▶ **REQUIRED WORK**: What lines of the data below hold "heading"? Show them.

▶ **SUPPLIED MATERIAL**:

——————

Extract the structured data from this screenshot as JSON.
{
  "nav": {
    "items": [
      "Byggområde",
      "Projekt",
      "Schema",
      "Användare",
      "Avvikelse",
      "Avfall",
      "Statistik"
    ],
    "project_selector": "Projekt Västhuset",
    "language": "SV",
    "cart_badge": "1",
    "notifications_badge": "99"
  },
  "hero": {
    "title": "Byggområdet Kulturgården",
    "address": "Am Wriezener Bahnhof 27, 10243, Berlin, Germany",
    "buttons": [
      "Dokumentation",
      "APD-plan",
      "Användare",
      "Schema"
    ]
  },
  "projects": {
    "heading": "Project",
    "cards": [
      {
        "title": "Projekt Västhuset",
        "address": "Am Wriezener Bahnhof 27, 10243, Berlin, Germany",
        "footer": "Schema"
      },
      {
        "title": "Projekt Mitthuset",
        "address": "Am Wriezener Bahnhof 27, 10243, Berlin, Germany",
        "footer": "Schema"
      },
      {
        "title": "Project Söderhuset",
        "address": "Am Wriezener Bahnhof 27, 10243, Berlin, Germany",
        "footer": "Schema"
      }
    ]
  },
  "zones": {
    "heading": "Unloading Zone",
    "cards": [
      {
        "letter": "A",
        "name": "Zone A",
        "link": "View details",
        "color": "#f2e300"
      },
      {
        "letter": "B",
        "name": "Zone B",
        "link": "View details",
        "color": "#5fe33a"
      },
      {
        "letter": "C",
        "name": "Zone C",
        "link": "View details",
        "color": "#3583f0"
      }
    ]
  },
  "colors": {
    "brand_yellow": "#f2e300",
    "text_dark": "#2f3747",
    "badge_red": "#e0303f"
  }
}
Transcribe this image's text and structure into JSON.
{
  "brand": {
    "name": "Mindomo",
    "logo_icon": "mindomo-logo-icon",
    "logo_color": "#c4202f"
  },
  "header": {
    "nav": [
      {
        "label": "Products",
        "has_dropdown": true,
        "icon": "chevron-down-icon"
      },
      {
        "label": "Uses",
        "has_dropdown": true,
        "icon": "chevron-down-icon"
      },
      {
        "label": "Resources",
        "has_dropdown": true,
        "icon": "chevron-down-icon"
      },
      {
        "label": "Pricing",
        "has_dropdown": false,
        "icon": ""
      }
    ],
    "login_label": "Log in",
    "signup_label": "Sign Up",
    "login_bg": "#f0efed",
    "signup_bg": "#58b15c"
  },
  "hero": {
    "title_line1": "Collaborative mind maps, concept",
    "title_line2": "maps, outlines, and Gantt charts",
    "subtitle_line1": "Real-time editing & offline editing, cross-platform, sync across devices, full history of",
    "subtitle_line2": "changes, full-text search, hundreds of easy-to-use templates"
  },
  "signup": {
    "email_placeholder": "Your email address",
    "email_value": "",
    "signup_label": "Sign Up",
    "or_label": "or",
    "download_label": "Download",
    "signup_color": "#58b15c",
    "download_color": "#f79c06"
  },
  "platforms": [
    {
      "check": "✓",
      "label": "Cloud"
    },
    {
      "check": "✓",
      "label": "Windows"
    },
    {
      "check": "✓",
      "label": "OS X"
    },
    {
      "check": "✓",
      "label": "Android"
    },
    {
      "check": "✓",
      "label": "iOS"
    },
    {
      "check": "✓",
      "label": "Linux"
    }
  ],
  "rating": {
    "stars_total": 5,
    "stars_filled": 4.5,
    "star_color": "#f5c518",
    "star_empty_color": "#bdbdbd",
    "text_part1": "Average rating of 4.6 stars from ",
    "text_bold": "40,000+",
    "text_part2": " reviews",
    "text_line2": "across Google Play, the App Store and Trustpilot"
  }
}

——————

▶ **OUTPUT**:
    "heading": "Project",
    "heading": "Unloading Zone",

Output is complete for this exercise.